• Exercise: Search the data for the word "your" and copy every line that contains it.

• Records to process:
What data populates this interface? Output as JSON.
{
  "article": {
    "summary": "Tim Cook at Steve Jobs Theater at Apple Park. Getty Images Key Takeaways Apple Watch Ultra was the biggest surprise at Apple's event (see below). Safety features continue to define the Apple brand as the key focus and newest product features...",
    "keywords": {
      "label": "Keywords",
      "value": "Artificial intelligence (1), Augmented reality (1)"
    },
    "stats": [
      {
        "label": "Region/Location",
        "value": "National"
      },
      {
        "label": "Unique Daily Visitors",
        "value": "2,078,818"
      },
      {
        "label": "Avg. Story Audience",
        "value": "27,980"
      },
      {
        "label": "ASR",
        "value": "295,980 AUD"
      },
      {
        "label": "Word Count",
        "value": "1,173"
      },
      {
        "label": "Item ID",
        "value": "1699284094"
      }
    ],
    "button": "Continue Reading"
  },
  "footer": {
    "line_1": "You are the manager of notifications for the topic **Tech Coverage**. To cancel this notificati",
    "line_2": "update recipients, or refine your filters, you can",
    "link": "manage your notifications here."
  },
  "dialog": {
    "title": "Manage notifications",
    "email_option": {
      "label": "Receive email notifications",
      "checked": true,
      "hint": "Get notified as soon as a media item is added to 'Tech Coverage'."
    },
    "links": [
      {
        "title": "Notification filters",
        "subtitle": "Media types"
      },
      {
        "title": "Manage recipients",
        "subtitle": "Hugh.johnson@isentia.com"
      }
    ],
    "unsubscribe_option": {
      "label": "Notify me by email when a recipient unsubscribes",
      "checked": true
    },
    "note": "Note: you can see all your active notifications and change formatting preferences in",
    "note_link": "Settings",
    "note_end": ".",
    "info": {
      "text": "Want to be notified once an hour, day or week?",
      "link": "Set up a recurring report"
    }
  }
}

• Solution to the problem:
    "line_2": "update recipients, or refine your filters, you can",
    "link": "manage your notifications here."
    "note": "Note: you can see all your active notifications and change formatting preferences in",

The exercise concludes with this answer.